Burger Chain Carl’s Jr Launches In Australia: Rage, Sexism And Meat Abound

Burger Chain Carl’s Jr Launches In Australia: Rage, Sexism And Meat Abound

Today American burger giant Carl’s Jr will open its first store in Australia, to celebrate the artery-clogging funhouse opening a Bateau Bay store in the Central Coast, B&T is looking back on all the controversy surrounding the chain’s overly sexist advertising.

ERIN MARY Doyle
Posted by ERIN MARY Doyle

The Bateau Bay store cost an estimated $2 million to set up, the plan is for Carl’s Jr to open 300 stores across Australia over the next 10 to 15 years. A burger fan has been lining up outside the Bateau Bay store since Sunday night.

The Bateau Bay store’s franchisee Lindsey Brennan told news.com.au the marketing strategy is mainly focused on dudes: “Men 18-35 is the target market primarily, but our restaurant is a standard up from what’s out there. Our restaurants are for families and comfortable for women.”

The marketing strategy usually features scantily-clad women including Kim Kardashian, Paris Hilton and Kate Upton, accompanied by slogans like “Eat Like You Mean It”, “It’s Gonna Get Messy” and “She’ll tell you size doesn’t matter. She’s lying.”

https://youtu.be/bpAAYvm6ZlY
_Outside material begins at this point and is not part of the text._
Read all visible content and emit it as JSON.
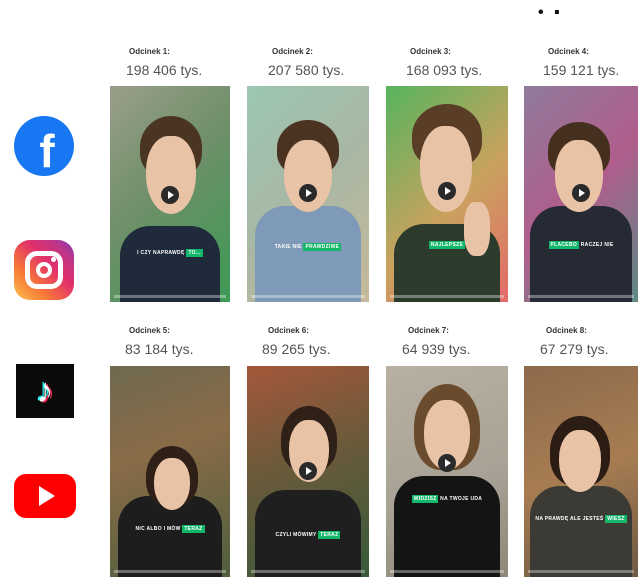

Andrew Puzder, CEO of Carl’s Jr recently told Entrepreneur: “I like our ads. I like beautiful women eating burgers in bikinis. I think it’s very American.”

The Carl’s Jr arrival has already been met with backlash. The Cancer Council NSW has called out the decision to open the Carl’s Jr in the Central Coast, highlighting the latest NSW Health data showing 62 per cent of adults in the region are overweight or obese.

“This fast-food chain has obviously done its research in deciding to set up on the Central Coast,” Cancer Council NSW nutrition program manager Clare Hughes said. “We are deeply concerned about this type of fast food and its excess kilojoule count.”

A Collective Shout campaign started back in October calling for people to immediately launch a complaint to the Advertising Standards Board if they see a Carl’s Jr ad. The campaign argues that the sexually objectifying messages from Carl’s Jr advertising do three things:

  1. They teach boys and men that women are passive objects to be looked at and acted upon.
  2. They teach girls and women they exist to be viewed and they must judge themselves by their sexual desirability to others, rather than in terms of their own health and desires. And with that life-threatening line of thinking comes depression, eating disorders, shame, decreased cognitive functioning, sexual dysfunction and inability to find satisfaction and pleasure in sexual experiences. Suuuper sexy, right?
  3. They work as a tool used to dehumanize, control, and abuse women. Viewing someone as an object is “almost always the first step toward justifying violence against that person.” It makes it easier to mistreat women when they are seen as objects – not people.

Last year, research by the American Psychological Association found that raunchy advertising doesn’t actually work. “We found almost no evidence that violent and sexual programs and ads increased advertising effectiveness,” said Brad J. Bushman, PhD, professor of communication and psychology at The Ohio State University, and a co-author on the study.

“In general, we found violent and sexual programs, and ads with violent or sexual content decreased advertising effectiveness.”

Last week a New York ad agency Badger & Winters announced it would stop creating ads with sexist tropes of women. The campaign #WomenNotObjects includes an ad from Carl’s Jr (at 1.06)